distributed
with
highly
unevenly
Germany,
European
both a strong constitution
human
and
the moral
celebrating
rights
an extreme
case of self-limited
sov
is
burdens
of a negative
history,
one of the most
it
ereignty, making
expansive
immigrant-receiving
countries

in the world.

immigration
but
world,
citizens.

more

Britain

has managed
than any other

effectively
at the cost of
trampling

on

to contain

unwanted

in the Western
country
own
the family
rights of her

the risk of stating a tautology,

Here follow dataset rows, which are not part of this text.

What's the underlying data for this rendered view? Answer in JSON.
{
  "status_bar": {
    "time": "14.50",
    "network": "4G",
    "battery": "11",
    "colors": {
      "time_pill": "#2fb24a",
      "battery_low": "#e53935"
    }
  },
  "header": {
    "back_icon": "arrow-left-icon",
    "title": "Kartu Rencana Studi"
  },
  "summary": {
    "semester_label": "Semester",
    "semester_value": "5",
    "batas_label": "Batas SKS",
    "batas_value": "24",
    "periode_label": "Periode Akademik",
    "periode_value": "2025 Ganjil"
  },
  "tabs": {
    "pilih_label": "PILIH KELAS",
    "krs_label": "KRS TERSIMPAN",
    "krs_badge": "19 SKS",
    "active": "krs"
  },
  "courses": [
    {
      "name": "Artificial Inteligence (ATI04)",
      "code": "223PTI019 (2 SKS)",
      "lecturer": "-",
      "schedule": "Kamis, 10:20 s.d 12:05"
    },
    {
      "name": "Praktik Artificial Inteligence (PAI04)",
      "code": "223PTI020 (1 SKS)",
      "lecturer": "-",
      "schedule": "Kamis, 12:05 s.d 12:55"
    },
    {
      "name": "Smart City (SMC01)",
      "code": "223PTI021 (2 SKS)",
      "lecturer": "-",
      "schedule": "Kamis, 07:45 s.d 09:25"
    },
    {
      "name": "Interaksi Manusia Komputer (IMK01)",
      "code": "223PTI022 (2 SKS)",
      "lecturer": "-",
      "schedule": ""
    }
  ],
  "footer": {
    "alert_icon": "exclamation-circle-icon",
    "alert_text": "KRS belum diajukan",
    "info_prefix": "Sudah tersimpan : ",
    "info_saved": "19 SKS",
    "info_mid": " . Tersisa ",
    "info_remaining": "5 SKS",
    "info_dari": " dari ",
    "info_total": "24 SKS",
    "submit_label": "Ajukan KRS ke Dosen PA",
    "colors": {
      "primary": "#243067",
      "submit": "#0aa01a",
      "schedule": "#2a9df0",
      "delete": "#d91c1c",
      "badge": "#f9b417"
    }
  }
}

unwanted
is
accepting
immigration
in the liberalness
the hegemony
inherent
of liberal states. Under
of the
At

United

States, liberalism has become the dominant Western

idiom in

293

LIBERAL STATES& UNWANTED IMMIGRATION


the postwar
period,71
and the rule of law. At

indicating
the same

human
respect for universal
semantics were
time, nationalist

rights
dele

gitimized because of their racist aberrations under Nazism. Only from


their firm grounding in the key states of theWest, could the liberal
principles of human rights and the rule of law triumph as "global dis
course"
sis these

around
liberal
states

Western

the world.

It is therefore
now

principles
that are reduced

strange that in globalist


analy
as external
on
constraints
reappear
to the nationalist,
sovereignty-clinching

caricatures they perhaps had been hundred years earlier, in the high
noon

of

imperialism.

Among

the global

factors

either

absent

or inef

fective in this discussion of the political and legal processing of un


wanted
perhaps
discourse.
that has

has been the "international


immigration
the single most
inflated construction
Of

its absence
course,
to be demonstrated.

may

human
in recent

be the flaw

rights regime,"
social science

of this analysis.

But

71
on John
has suggested that
Building
Ruggie's analysis of "embedded liberalism," James Hollifield
states.
liberalism" has undermined
effective immigration controls inWestern
domestic,
"rights-based
is similar to the argument presented here. Hollifield,
This
Relations,"
"Migration and International
International Migration
Review 26, no. 2 (1992).